──────── DATA RECORDS ────────

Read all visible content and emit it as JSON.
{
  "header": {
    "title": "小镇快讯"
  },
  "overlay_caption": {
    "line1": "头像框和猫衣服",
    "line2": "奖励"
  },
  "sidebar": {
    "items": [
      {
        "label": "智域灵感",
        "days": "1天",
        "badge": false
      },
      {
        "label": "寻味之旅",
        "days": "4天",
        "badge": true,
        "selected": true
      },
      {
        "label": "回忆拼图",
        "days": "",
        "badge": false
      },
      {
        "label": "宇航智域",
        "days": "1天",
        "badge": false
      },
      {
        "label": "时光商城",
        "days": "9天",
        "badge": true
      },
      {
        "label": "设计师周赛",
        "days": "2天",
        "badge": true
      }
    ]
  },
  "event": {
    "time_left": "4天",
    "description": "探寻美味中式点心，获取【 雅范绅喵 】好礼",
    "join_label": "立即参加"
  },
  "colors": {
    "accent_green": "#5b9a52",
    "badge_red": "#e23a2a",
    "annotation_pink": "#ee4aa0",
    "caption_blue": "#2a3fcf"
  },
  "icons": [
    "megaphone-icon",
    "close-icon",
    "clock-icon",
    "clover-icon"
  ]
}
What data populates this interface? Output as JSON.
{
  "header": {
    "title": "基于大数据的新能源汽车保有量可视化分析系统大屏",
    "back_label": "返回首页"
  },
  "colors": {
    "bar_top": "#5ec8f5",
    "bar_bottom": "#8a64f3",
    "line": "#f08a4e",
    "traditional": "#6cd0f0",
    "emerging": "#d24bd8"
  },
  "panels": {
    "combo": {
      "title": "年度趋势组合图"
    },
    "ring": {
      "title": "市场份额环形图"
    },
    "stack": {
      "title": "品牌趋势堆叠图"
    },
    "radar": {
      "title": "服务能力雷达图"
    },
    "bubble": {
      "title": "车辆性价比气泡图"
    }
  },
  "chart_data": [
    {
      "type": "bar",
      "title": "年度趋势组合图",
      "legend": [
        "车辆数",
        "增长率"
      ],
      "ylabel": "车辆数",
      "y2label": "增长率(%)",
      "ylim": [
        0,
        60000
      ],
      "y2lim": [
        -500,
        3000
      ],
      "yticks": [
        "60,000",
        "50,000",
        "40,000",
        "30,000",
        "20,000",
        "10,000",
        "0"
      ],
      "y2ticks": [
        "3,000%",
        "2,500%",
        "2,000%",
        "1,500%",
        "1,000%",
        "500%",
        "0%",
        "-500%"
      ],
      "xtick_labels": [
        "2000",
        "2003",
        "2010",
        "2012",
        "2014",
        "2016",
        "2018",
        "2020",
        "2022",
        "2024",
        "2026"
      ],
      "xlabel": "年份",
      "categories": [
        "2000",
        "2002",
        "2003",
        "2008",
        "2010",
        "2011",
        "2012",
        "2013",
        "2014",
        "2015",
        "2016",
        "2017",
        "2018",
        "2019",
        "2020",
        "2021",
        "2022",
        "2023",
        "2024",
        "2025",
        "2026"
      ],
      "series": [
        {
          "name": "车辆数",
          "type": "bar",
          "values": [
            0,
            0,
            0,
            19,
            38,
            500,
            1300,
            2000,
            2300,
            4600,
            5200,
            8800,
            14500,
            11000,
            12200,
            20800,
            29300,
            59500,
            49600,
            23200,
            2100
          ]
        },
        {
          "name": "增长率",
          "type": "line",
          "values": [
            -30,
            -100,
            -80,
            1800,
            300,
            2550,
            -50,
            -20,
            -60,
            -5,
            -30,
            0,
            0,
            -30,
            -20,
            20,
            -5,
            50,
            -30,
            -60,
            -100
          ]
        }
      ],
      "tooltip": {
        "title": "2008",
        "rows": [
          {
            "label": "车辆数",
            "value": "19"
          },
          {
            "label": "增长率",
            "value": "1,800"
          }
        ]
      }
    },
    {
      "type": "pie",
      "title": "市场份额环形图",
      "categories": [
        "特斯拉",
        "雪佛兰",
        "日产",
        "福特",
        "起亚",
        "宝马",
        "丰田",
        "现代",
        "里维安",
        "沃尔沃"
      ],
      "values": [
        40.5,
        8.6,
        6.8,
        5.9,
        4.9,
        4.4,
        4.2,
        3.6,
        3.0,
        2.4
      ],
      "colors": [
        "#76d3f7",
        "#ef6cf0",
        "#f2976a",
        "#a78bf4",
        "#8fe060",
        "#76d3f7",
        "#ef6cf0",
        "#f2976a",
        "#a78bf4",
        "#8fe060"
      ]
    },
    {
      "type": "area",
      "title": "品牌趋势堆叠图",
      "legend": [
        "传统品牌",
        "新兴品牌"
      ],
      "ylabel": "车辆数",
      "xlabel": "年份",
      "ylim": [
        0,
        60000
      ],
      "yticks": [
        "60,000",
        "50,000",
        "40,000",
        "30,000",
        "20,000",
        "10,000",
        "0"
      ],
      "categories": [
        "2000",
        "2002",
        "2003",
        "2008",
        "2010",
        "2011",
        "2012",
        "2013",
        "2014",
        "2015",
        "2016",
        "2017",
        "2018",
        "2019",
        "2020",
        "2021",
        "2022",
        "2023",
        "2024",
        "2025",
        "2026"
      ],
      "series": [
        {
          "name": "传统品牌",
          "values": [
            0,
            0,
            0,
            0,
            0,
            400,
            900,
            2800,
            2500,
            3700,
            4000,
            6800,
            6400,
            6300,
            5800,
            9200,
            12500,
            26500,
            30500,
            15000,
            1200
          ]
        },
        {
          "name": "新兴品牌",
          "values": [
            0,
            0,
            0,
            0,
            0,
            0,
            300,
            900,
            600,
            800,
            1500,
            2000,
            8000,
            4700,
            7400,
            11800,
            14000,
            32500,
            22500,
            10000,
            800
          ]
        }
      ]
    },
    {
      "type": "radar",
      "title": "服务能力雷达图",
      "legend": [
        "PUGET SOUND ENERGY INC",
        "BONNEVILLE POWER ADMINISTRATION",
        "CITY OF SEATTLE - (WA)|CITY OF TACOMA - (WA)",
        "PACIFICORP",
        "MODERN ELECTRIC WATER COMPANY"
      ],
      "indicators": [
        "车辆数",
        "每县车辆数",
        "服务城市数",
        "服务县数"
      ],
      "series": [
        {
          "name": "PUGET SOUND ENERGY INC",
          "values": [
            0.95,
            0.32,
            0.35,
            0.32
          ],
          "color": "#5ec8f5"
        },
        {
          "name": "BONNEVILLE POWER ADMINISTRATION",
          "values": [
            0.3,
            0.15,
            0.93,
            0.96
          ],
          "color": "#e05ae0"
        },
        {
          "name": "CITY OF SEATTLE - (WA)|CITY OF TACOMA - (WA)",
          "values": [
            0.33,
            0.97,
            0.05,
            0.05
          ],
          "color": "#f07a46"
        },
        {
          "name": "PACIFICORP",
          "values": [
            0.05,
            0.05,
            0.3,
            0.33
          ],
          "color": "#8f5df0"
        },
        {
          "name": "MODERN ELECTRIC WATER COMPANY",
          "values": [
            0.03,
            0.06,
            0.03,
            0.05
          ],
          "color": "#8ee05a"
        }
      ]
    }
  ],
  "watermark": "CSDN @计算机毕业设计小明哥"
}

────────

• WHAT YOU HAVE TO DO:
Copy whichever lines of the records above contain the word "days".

• SOLVED EXERCISE:
        "days": "1天",
        "days": "4天",
        "days": "",
        "days": "1天",
        "days": "9天",
        "days": "2天",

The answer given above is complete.